Beginning with the decimal representation of any integer N, reverse the digits and add it to N. Iterate this operation. Typically you will soon arrive at a palindrome, i.e., a number that reads the same forwards and backwards. For example, starting with 39, we have 39 + 93 = 132. Then 132 + 231 = 363 = palindrome. Some numbers take a long time to yield a palindrome. For example, the sequence beginning with 89 is 89 ------> 159487405 187 | 664272356 968 | 1317544822 1837 | 3602001953 9218 | 7193004016 17347 | 13297007933 91718 | 47267087164 173437 | 93445163438 907808 | 176881317877 1716517 | 955594506548 8872688 | 1801200002107 17735476 | 8813200023188 = palindrome! 85189247 ---> (Interestingly, there are twelve numbers less than 1000 for which the reverse-sum sequence leads to the palindrome 8813200023188, one of which, 484, is itself a palindrome. These are the longest finite sequences in this range.) The number 196 evidently NEVER yields a palindrome, although this has never been proven. In fact, no one knows for sure if ANY number leads to an infinite sequence of palindrome-free numbers in the base 10. However, it isn't hard to prove the existence of sequences that never produce a palindrome in certain other bases.
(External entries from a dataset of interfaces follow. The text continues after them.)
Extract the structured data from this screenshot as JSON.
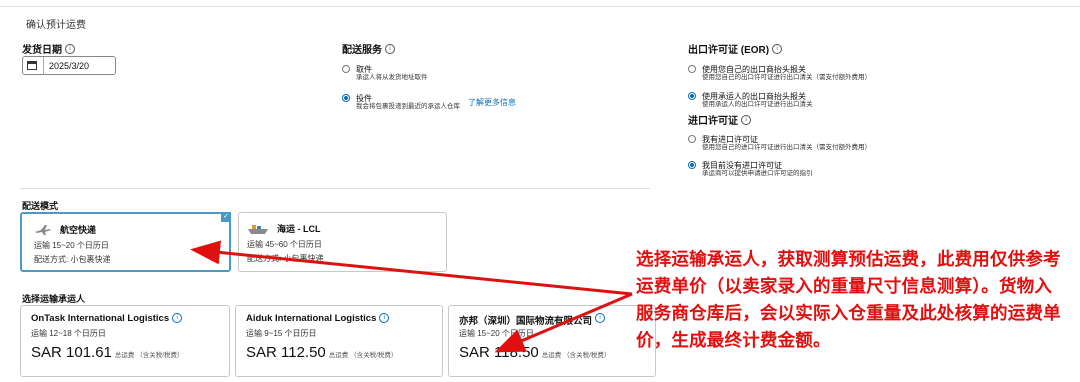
{
  "page": {
    "title": "确认预计运费"
  },
  "ship_date": {
    "label": "发货日期",
    "value": "2025/3/20"
  },
  "delivery_service": {
    "label": "配送服务",
    "options": [
      {
        "title": "取件",
        "desc": "承运人将从发货地址取件",
        "selected": false
      },
      {
        "title": "投件",
        "desc": "我会将包裹投递到最近的承运人仓库",
        "selected": true
      }
    ],
    "more_link": "了解更多信息"
  },
  "export_license": {
    "label": "出口许可证 (EOR)",
    "options": [
      {
        "title": "使用您自己的出口商抬头报关",
        "desc": "使用您自己的出口许可证进行出口清关（需支付额外费用）",
        "selected": false
      },
      {
        "title": "使用承运人的出口商抬头报关",
        "desc": "使用承运人的出口许可证进行出口清关",
        "selected": true
      }
    ]
  },
  "import_license": {
    "label": "进口许可证",
    "options": [
      {
        "title": "我有进口许可证",
        "desc": "使用您自己的进口许可证进行出口清关（需支付额外费用）",
        "selected": false
      },
      {
        "title": "我目前没有进口许可证",
        "desc": "承运商可以提供申请进口许可证的指引",
        "selected": true
      }
    ]
  },
  "shipping_mode": {
    "label": "配送模式",
    "modes": [
      {
        "name": "航空快递",
        "transit": "运输 15~20 个日历日",
        "method": "配送方式: 小包裹快递",
        "selected": true,
        "icon": "airplane-icon"
      },
      {
        "name": "海运 - LCL",
        "transit": "运输 45~60 个日历日",
        "method": "配送方式: 小包裹快递",
        "selected": false,
        "icon": "ship-icon"
      }
    ]
  },
  "carriers": {
    "label": "选择运输承运人",
    "items": [
      {
        "name": "OnTask International Logistics",
        "transit": "运输 12~18 个日历日",
        "price": "SAR 101.61",
        "note": "总运费 （含关税/税费）"
      },
      {
        "name": "Aiduk International Logistics",
        "transit": "运输 9~15 个日历日",
        "price": "SAR 112.50",
        "note": "总运费 （含关税/税费）"
      },
      {
        "name": "亦邦（深圳）国际物流有限公司",
        "transit": "运输 15~20 个日历日",
        "price": "SAR 118.50",
        "note": "总运费 （含关税/税费）"
      }
    ]
  },
  "annotation": {
    "text": "选择运输承运人，获取测算预估运费，此费用仅供参考运费单价（以卖家录入的重量尺寸信息测算）。货物入服务商仓库后，会以实际入仓重量及此处核算的运费单价，生成最终计费金额。",
    "color": "#e01010"
  }
}
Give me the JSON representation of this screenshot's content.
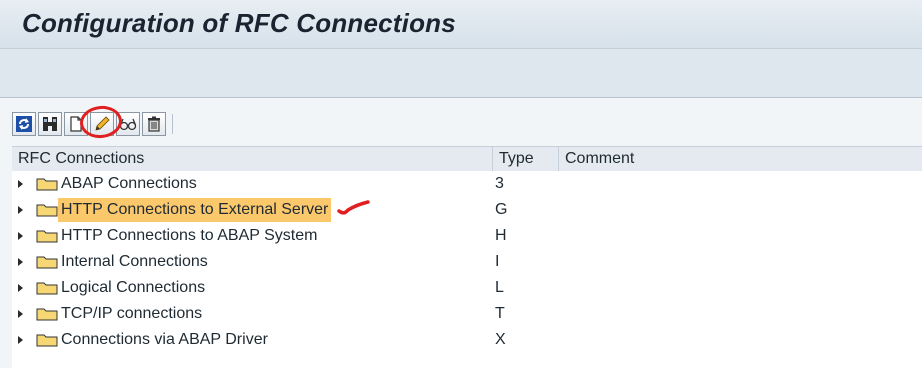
{
  "window": {
    "title": "Configuration of RFC Connections"
  },
  "tree_toolbar": {
    "buttons": [
      {
        "name": "refresh",
        "icon": "refresh-icon"
      },
      {
        "name": "find",
        "icon": "binoculars-icon"
      },
      {
        "name": "create",
        "icon": "new-document-icon"
      },
      {
        "name": "change",
        "icon": "pencil-icon"
      },
      {
        "name": "display",
        "icon": "glasses-icon"
      },
      {
        "name": "delete",
        "icon": "trash-icon"
      }
    ]
  },
  "tree": {
    "columns": [
      "RFC Connections",
      "Type",
      "Comment"
    ],
    "rows": [
      {
        "label": "ABAP Connections",
        "type": "3",
        "comment": ""
      },
      {
        "label": "HTTP Connections to External Server",
        "type": "G",
        "comment": "",
        "selected": true
      },
      {
        "label": "HTTP Connections to ABAP System",
        "type": "H",
        "comment": ""
      },
      {
        "label": "Internal Connections",
        "type": "I",
        "comment": ""
      },
      {
        "label": "Logical Connections",
        "type": "L",
        "comment": ""
      },
      {
        "label": "TCP/IP connections",
        "type": "T",
        "comment": ""
      },
      {
        "label": "Connections via ABAP Driver",
        "type": "X",
        "comment": ""
      }
    ]
  },
  "colors": {
    "selection": "#fbc86b",
    "annotation": "#e02020",
    "folder": "#f7d774"
  }
}
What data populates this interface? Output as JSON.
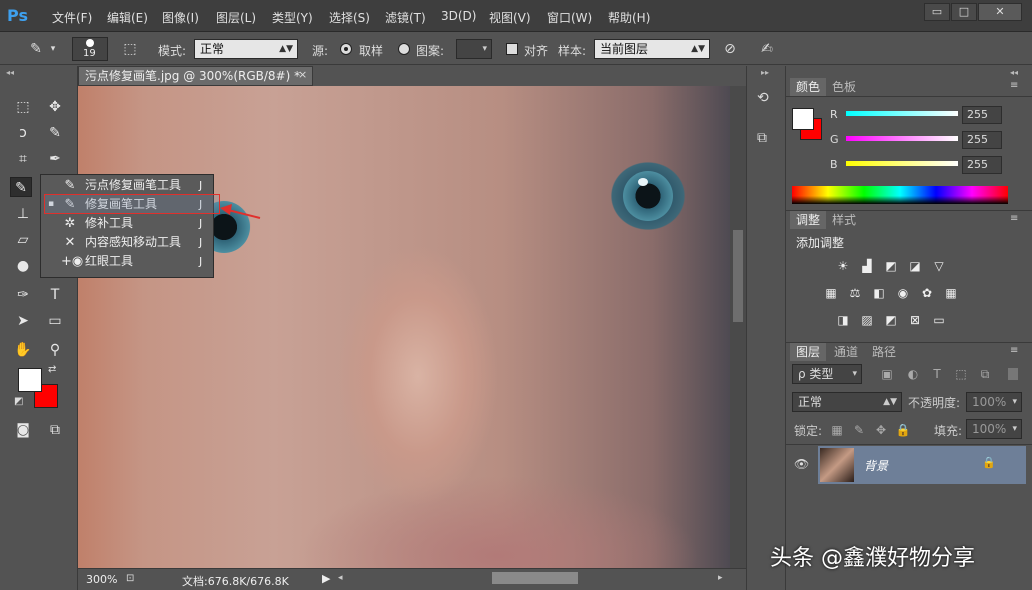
{
  "app": {
    "logo": "Ps"
  },
  "menu": [
    "文件(F)",
    "编辑(E)",
    "图像(I)",
    "图层(L)",
    "类型(Y)",
    "选择(S)",
    "滤镜(T)",
    "3D(D)",
    "视图(V)",
    "窗口(W)",
    "帮助(H)"
  ],
  "window_controls": {
    "minimize": "▭",
    "restore": "□",
    "close": "✕"
  },
  "options": {
    "brush_size": "19",
    "mode_label": "模式:",
    "mode_value": "正常",
    "source_label": "源:",
    "sampled_label": "取样",
    "pattern_label": "图案:",
    "align_label": "对齐",
    "sample_label": "样本:",
    "sample_value": "当前图层"
  },
  "document": {
    "tab_title": "污点修复画笔.jpg @ 300%(RGB/8#) *",
    "close": "×",
    "zoom": "300%",
    "doc_info": "文档:676.8K/676.8K"
  },
  "flyout": [
    {
      "label": "污点修复画笔工具",
      "key": "J",
      "icon": "spot-healing-icon"
    },
    {
      "label": "修复画笔工具",
      "key": "J",
      "icon": "healing-brush-icon",
      "selected": true
    },
    {
      "label": "修补工具",
      "key": "J",
      "icon": "patch-icon"
    },
    {
      "label": "内容感知移动工具",
      "key": "J",
      "icon": "content-aware-move-icon"
    },
    {
      "label": "红眼工具",
      "key": "J",
      "icon": "red-eye-icon"
    }
  ],
  "color_panel": {
    "tabs": [
      "颜色",
      "色板"
    ],
    "r_label": "R",
    "g_label": "G",
    "b_label": "B",
    "r": "255",
    "g": "255",
    "b": "255",
    "foreground": "#ffffff",
    "background": "#ff0000"
  },
  "adjustments_panel": {
    "tabs": [
      "调整",
      "样式"
    ],
    "title": "添加调整"
  },
  "layers_panel": {
    "tabs": [
      "图层",
      "通道",
      "路径"
    ],
    "filter_label": "ρ 类型",
    "blend_mode": "正常",
    "opacity_label": "不透明度:",
    "opacity_value": "100%",
    "lock_label": "锁定:",
    "fill_label": "填充:",
    "fill_value": "100%",
    "layer_name": "背景"
  },
  "watermark": "头条 @鑫濮好物分享"
}
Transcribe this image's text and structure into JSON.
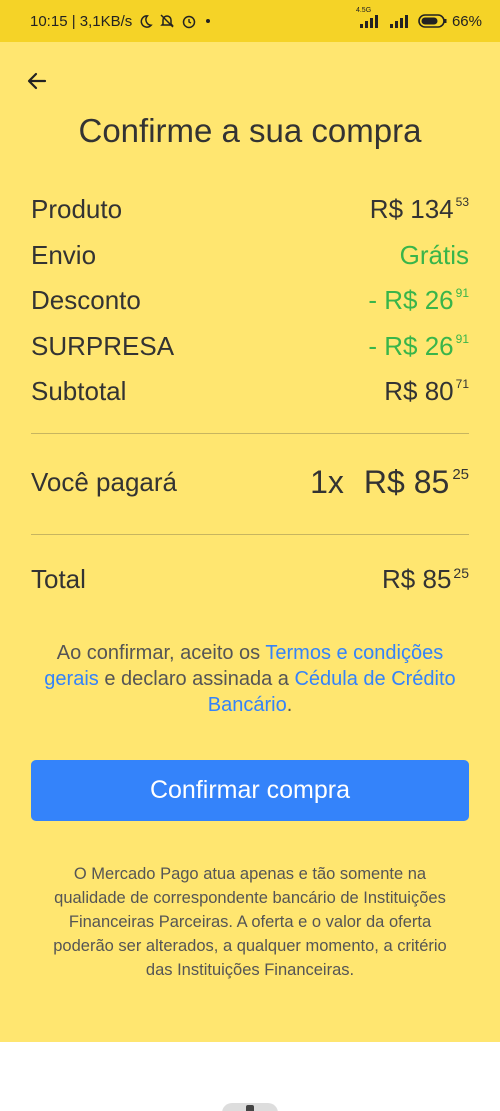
{
  "status_bar": {
    "time_speed": "10:15 | 3,1KB/s",
    "network_tag": "4.5G",
    "battery_percent": "66%"
  },
  "header": {
    "title": "Confirme a sua compra"
  },
  "summary": {
    "rows": [
      {
        "label": "Produto",
        "amount": "R$ 134",
        "cents": "53"
      },
      {
        "label": "Envio",
        "amount": "Grátis",
        "cents": ""
      },
      {
        "label": "Desconto",
        "amount": "- R$ 26",
        "cents": "91"
      },
      {
        "label": "SURPRESA",
        "amount": "- R$ 26",
        "cents": "91"
      },
      {
        "label": "Subtotal",
        "amount": "R$ 80",
        "cents": "71"
      }
    ]
  },
  "payment": {
    "label": "Você pagará",
    "installments": "1x",
    "amount": "R$ 85",
    "cents": "25"
  },
  "total": {
    "label": "Total",
    "amount": "R$ 85",
    "cents": "25"
  },
  "terms": {
    "prefix": "Ao confirmar, aceito os ",
    "link1": "Termos e condições gerais",
    "middle": " e declaro assinada a ",
    "link2": "Cédula de Crédito Bancário",
    "suffix": "."
  },
  "confirm_button": "Confirmar compra",
  "disclaimer": "O Mercado Pago atua apenas e tão somente na qualidade de correspondente bancário de Instituições Financeiras Parceiras. A oferta e o valor da oferta poderão ser alterados, a qualquer momento, a critério das Instituições Financeiras.",
  "colors": {
    "background": "#ffe670",
    "status_bar": "#f5d327",
    "accent_blue": "#3483fa",
    "discount_green": "#39b54a"
  }
}
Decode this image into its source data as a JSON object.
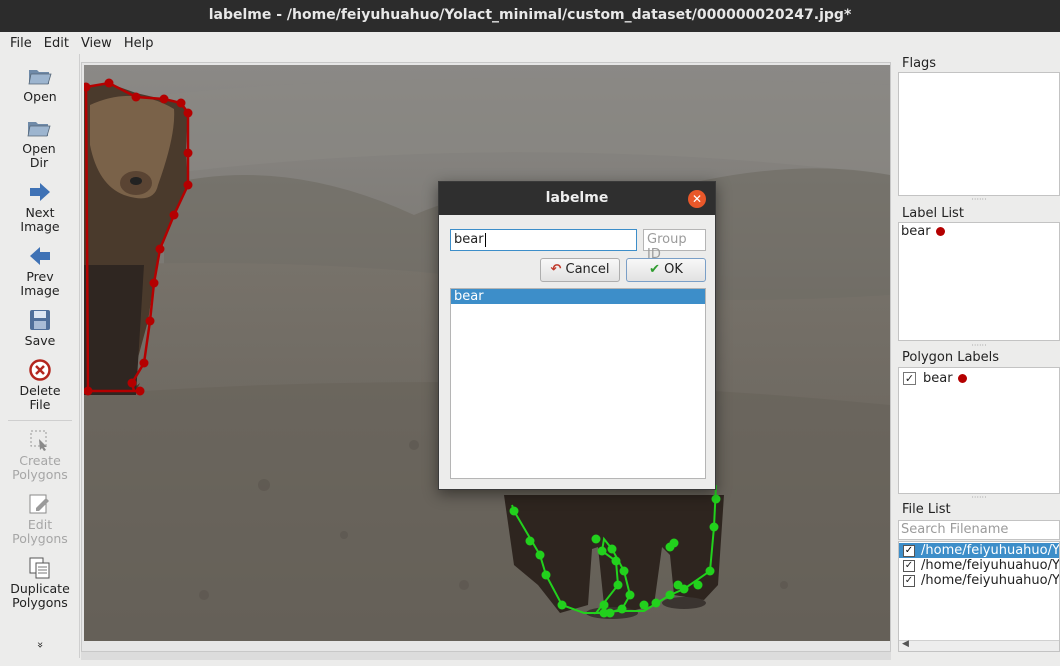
{
  "window": {
    "title": "labelme - /home/feiyuhuahuo/Yolact_minimal/custom_dataset/000000020247.jpg*"
  },
  "menu": [
    "File",
    "Edit",
    "View",
    "Help"
  ],
  "toolbar": {
    "open": "Open",
    "open_dir": "Open Dir",
    "next_image": "Next Image",
    "prev_image": "Prev Image",
    "save": "Save",
    "delete_file": "Delete File",
    "create_polygons": "Create Polygons",
    "edit_polygons": "Edit Polygons",
    "duplicate_polygons": "Duplicate Polygons",
    "more": "»"
  },
  "docks": {
    "flags": {
      "title": "Flags"
    },
    "label_list": {
      "title": "Label List",
      "items": [
        {
          "label": "bear",
          "color": "#b40000"
        }
      ]
    },
    "polygon_labels": {
      "title": "Polygon Labels",
      "items": [
        {
          "label": "bear",
          "checked": true,
          "color": "#b40000"
        }
      ]
    },
    "file_list": {
      "title": "File List",
      "search_placeholder": "Search Filename",
      "files": [
        {
          "path": "/home/feiyuhuahuo/Yolact",
          "checked": true,
          "selected": true
        },
        {
          "path": "/home/feiyuhuahuo/Yolact",
          "checked": true,
          "selected": false
        },
        {
          "path": "/home/feiyuhuahuo/Yolact",
          "checked": true,
          "selected": false
        }
      ]
    }
  },
  "dialog": {
    "title": "labelme",
    "label_value": "bear",
    "group_id_placeholder": "Group ID",
    "cancel_label": "Cancel",
    "ok_label": "OK",
    "label_options": [
      {
        "label": "bear",
        "selected": true
      }
    ]
  },
  "colors": {
    "accent": "#3d8ec9",
    "polygon_red": "#b40000",
    "polygon_green": "#22d11d",
    "close_button": "#e9582a"
  }
}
For example, the smallest number that never becomes palindromic in the base 2 is 10110 (decimal 22). To prove this, first observe that the reverse-sum sequence beginning with 10110 is 10110 100011 1010100 1101001 10110100 etc The last term quoted above is 10110100, which is of the form 10 [n*1] 01 [n*0] where the symbol [n*x] signifies n consecutive occurences of the digit x. By simple arithmetic we can demonstrate that the reverse-sum sequence beginning with any number of this form proceedes as follows 10 [n*1] 01 [n*0] 11 [(n-2)*0] 1000 [(n-2)*1] 01 10 [n*1] 01 [(n+1)*0] 11 [n*0] 10 [(n-1)*1] 01 10 [(n+1)*1] 01 [(n+1)*0] The last representation is identical to the first, except that n has been replaced by n+1. By induction, it follows that the entire sequence consists of repetitions of this cycle, and none of the elements are palindromes. In the base 4, the number 255 (decimal) leads to a palindrome-free sequence with the following six-step cycle 22 [n*0] 131 [n*3] 12 10 [(n+2)*3] 23 [(n+2)*0] 11 [n*0] 3222 [n*3] 01 22 [n*0] 2111 [n*3] 12 10 [(n+2)*3] 23 [(n+3)*0] 11 [(n+1)*0] 312 [(n+1)*3] 01 22 [(n+1)*0] 131 [(n+1)*3] 12 I believe similar arguments work for any base that is a power of 2, and for certain other selected bases, but evidently no one knows how to construct a similar argument for the base 10. Empirically, the smallest numbers leading to palindrome-free sequences in each base from 2 through 19 are listed below (in decimal): 2 22 8 1021 14 361 3 100 9 593 15 447 4 255 10 196 16 413 5 708 11 1011 17 3297 6 1079 12 237 18 519 7 2656 13 2196 19 341 It's interesting that, in each base, all the palindrome-free sequences converge very rapidly on just a small number of sequences. For example, in the base 10 there are 63 numbers less than or equal to 4619 that (evidently) never become palindromic, and these 63 numbers each lead to one of only three palindrome-free sequences. The initial values of these sequences are A B C 887 1857 9988 1675 9438 18887 7436 17787 97768 13783 96558 184547 52514 182127 930028 94039 903408 1750067 187088 1707717 9350638 1067869 8884788 17711177 etc etc etc I suspect these sequence are cyclical (in the sense of the base 2 and base 4 cycles described above), but with irrational periods. Notice that each term in the sequence can be regarded as a sort of "convolution" of the preceeding term, and there are known examples of sequences based on convolution that are cyclical with irrational periods. (In the base 3 the period seems to be near 13.) For more on this topic, see Self-Similar Reverse-Sum Sequences. Also, see David Seal's Results.